New health accord must guarantee proper care for all Canadians, says Canadian Cancer Society
TORONTO, Jan. 12, 2016 /CNW/ - A new Canadian Cancer Society report released today says critically ill Canadians are falling through the cracks when it comes to palliative care. Improvements are desperately needed to Canada's costly and inconsistent patchwork of palliative care, which is bad for patients and for the sustainability of our healthcare system.
"Many of our sickest and most vulnerable citizens are not getting the kind of care they need when they need it most," says Gabriel Miller, director of public issues at the Canadian Cancer Society. "It's time to fix Canada's failed approach to palliative care, which is inconsistent and has a hefty price tag."
The report, titled "Right to Care: Palliative Care for all Canadians," found that in the absence of other options, large numbers of patients are turning to emergency wards and intensive care units, which are often not equipped to provide comprehensive and specialized palliative care. At the same time, these patients are occupying scarce acute care hospital beds.
The issue is becoming more urgent as Canada's aging population faces a projected 40% increase in the number of new cancer cases over the next 15 years. About 8 out of 10 people who receive palliative care are cancer patients. The report is a call to action to governments and highlights the inconsistent and inadequate access to palliative care across the country. Only Quebec has passed legislation that guarantees palliative care for those with a terminal illness. For example, in Ontario, 40% of cancer patients do not receive a palliative assessment in the last year of life. In regions of Atlantic and Western Canada, data shows that less than half of people who die in hospital receive any palliative care. Meanwhile there are many jurisdictions in Canada where a lack of data collection means we do not know how many Canadians are receiving palliative care.
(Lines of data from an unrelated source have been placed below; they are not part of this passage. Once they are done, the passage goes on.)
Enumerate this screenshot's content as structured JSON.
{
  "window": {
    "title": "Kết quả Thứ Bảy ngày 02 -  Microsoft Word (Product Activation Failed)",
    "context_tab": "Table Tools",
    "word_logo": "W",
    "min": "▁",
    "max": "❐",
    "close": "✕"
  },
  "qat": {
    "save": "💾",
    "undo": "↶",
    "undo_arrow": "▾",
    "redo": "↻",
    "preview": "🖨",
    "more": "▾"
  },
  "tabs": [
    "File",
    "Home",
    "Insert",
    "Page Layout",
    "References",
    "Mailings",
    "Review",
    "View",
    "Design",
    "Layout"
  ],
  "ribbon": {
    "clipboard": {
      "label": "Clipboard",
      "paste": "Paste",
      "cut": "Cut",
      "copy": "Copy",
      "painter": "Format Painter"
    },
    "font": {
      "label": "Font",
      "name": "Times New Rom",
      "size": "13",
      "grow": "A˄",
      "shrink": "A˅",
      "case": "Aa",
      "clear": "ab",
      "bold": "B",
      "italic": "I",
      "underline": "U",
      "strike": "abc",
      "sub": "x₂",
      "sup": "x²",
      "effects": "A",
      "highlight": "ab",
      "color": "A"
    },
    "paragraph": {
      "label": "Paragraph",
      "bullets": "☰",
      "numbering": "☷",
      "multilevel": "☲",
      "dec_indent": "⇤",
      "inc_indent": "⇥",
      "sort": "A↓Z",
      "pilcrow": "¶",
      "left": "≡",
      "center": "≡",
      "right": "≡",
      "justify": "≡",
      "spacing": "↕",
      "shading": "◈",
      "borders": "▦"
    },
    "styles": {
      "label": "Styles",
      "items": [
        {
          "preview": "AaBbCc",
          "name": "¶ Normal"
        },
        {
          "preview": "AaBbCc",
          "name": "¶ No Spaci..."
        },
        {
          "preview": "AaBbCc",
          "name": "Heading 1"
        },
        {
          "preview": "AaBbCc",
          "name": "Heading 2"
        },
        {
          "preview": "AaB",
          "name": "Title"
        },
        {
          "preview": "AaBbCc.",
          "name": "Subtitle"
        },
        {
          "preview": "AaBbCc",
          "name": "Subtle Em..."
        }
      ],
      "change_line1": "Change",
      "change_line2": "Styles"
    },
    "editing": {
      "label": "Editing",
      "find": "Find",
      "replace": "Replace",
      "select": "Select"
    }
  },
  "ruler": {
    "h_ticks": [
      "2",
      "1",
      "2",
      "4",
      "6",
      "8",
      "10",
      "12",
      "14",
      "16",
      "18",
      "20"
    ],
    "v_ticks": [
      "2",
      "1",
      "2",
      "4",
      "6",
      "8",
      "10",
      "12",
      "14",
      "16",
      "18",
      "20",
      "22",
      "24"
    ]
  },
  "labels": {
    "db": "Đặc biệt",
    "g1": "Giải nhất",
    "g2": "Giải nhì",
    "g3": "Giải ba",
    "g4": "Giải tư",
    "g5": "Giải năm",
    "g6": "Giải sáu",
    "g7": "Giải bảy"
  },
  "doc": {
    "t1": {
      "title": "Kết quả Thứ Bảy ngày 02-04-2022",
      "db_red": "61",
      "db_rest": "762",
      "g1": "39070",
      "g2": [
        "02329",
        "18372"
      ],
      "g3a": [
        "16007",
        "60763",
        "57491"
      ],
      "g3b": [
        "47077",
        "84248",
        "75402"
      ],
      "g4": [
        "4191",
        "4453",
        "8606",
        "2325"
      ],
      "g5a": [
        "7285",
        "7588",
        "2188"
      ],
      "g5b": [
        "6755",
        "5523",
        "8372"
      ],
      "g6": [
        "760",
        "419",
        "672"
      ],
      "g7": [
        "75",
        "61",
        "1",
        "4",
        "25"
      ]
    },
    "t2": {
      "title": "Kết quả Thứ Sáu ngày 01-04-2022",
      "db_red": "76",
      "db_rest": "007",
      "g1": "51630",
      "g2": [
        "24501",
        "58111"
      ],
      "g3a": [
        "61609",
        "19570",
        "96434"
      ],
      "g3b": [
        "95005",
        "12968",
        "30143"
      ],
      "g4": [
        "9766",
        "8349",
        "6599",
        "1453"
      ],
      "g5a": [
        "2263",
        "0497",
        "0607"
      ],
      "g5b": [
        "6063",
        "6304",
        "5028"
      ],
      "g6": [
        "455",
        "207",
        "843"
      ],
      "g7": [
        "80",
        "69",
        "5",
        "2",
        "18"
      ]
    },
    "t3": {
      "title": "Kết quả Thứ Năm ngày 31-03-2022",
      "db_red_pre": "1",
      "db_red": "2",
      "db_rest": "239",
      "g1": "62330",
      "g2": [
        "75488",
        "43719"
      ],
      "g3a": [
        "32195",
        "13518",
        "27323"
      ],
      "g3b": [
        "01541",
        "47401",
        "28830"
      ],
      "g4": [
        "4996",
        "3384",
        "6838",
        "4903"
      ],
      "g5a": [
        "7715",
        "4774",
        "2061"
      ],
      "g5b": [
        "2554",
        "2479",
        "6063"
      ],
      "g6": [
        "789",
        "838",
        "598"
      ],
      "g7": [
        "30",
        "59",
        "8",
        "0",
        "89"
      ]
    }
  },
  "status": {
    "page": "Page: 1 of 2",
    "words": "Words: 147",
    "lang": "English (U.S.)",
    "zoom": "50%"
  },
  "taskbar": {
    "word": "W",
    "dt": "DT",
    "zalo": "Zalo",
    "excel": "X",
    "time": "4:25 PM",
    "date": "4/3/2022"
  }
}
This data is necessary to effectively hold the healthcare system accountable to make positive changes.
The report makes a number of recommendations including:
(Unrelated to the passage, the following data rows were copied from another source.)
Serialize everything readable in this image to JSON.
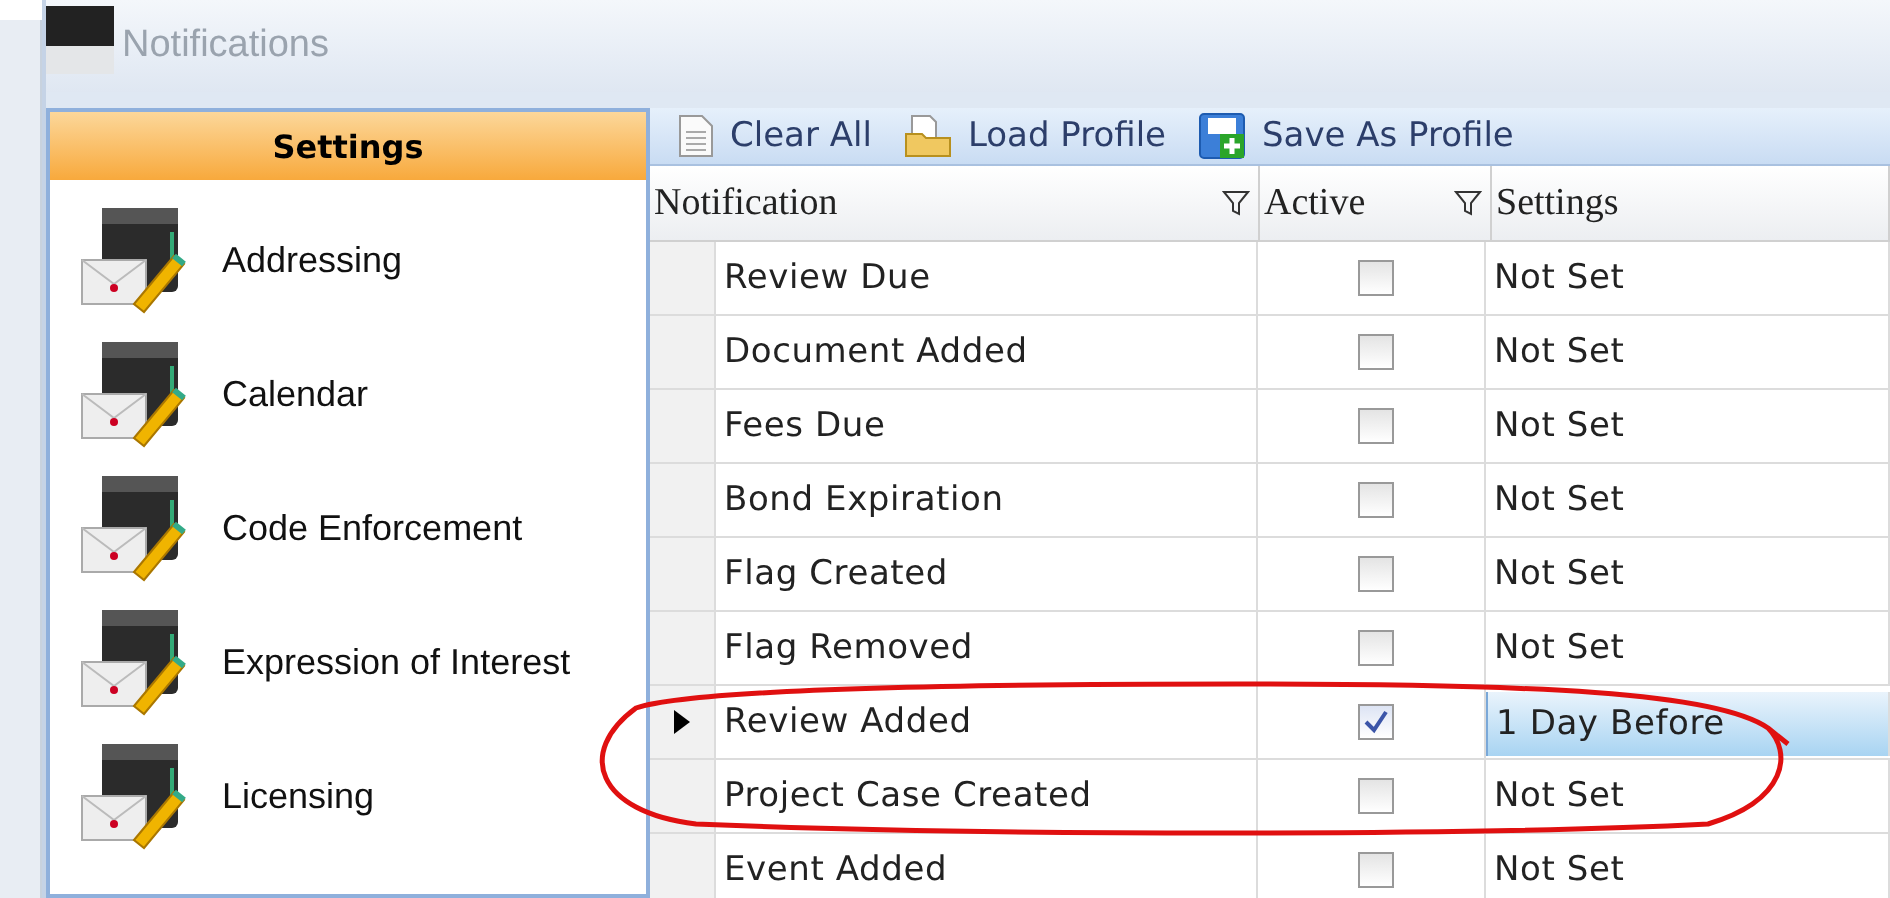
{
  "window": {
    "title": "Notifications"
  },
  "sidebar": {
    "header": "Settings",
    "items": [
      {
        "label": "Addressing"
      },
      {
        "label": "Calendar"
      },
      {
        "label": "Code Enforcement"
      },
      {
        "label": "Expression of Interest"
      },
      {
        "label": "Licensing"
      }
    ]
  },
  "toolbar": [
    {
      "label": "Clear All",
      "kind": "page"
    },
    {
      "label": "Load Profile",
      "kind": "folder"
    },
    {
      "label": "Save As Profile",
      "kind": "save"
    }
  ],
  "table": {
    "columns": [
      {
        "label": "Notification",
        "filter": true
      },
      {
        "label": "Active",
        "filter": true
      },
      {
        "label": "Settings",
        "filter": false
      }
    ],
    "rows": [
      {
        "name": "Review Due",
        "active": false,
        "setting": "Not Set",
        "selected": false
      },
      {
        "name": "Document Added",
        "active": false,
        "setting": "Not Set",
        "selected": false
      },
      {
        "name": "Fees Due",
        "active": false,
        "setting": "Not Set",
        "selected": false
      },
      {
        "name": "Bond Expiration",
        "active": false,
        "setting": "Not Set",
        "selected": false
      },
      {
        "name": "Flag Created",
        "active": false,
        "setting": "Not Set",
        "selected": false
      },
      {
        "name": "Flag Removed",
        "active": false,
        "setting": "Not Set",
        "selected": false
      },
      {
        "name": "Review Added",
        "active": true,
        "setting": "1 Day Before",
        "selected": true
      },
      {
        "name": "Project Case Created",
        "active": false,
        "setting": "Not Set",
        "selected": false
      },
      {
        "name": "Event Added",
        "active": false,
        "setting": "Not Set",
        "selected": false
      }
    ]
  }
}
- guarantee access to palliative care for all Canadians through federal and provincial legislation
- invest to improve access to high-quality palliative care
- minimize the financial impact for patients and family caregivers and ensure they are equipped with the information they need to understand palliative care
"All Canadians should have a guaranteed right to timely, high-quality palliative care," says Miller. "As our federal and provincial governments start hammering out a new national health accord, they need to put fixing palliative care at the very top of their to-do list."
Quality palliative care provides patients and families with the care they need in the setting of their choice. It benefits not only patients and their families, but is an efficient use of healthcare dollars, which can help create a more sustainable healthcare system.
Our report shows that the costs of palliative care during the last month of life can be $1,100 a day in an acute care unit as opposed to $770 a day in a palliative care unit and under $100 a day in the home. This means that palliative care not only leads to better pain management, comfortable surroundings, psychological and spiritual support and more positive patient and family outcomes, but also has the potential to reduce healthcare costs.
With the federal and provincial health ministers meeting on January 20, the Society hopes to bring this important matter to their attention. "We want to deliver a strong message to the federal and provincial governments who told us they are ready to improve healthcare," says Miller. "Quality palliative care is not just a 'nice-to-have.' It has to be the law."
A caregiver's perspective
When Susan Cron's mother was diagnosed with advanced cancer in her neck, she spent weeks being shuffled from ward to ward in a hospital until a bed in her local cancer centre became available. During this time, Cron's mother was suffering from diarrhea and nausea, and adjusting to a nasogastric feeding tube. Her family was upset by how little information they were receiving from the doctors.
"We didn't know what her prognosis was and no one would tell us. Mum frequently asked 'is this terminal?' without receiving an answer," says Cron. When her mother was eventually moved to a hospice, it was only 9 days before she died.
As the chief operating officer of the Society's Alberta/NWT Division, Cron felt that she was in a better position than most when it came to navigating the system, but still found it very difficult.
"To truly understand what it's like, I'd ask our decision-makers to spend 1 or 2 nights bedridden in a cancer ward and see if they can imagine ending their days in a system that is quite simply overwhelmed. Something needs to change."
About palliative care
Palliative care focuses on quality of life of patients with progressive, life-altering illness. Palliative care includes expert pain and symptoms management; skilled psychosocial, emotional and spiritual support; and comfortable living conditions with the appropriate level of care – whether at home, in a hospital or any other settings of patients' choice. Palliative care is applicable early in the course of illness, in conjunction with other therapies, and uses a multidisciplinary team approach to address the needs of patients and their families.
About the Canadian Cancer Society
The Canadian Cancer Society is a national, community-based organization of volunteers whose mission is to eradicate cancer and enhance the quality of life of people living with cancer. Thanks to our donors and volunteers, the Society has the most impact, against the most cancers, in the most communities in Canada. For more information, visit cancer.ca or call our toll-free bilingual Cancer Information Service at 1-888-939-3333 (TTY 1-866-786-3934).
SOURCE Canadian Cancer Society (National Office)
For further information: Rosie Hales, Communications specialist, Canadian Cancer Society, [email protected], 416-934-5338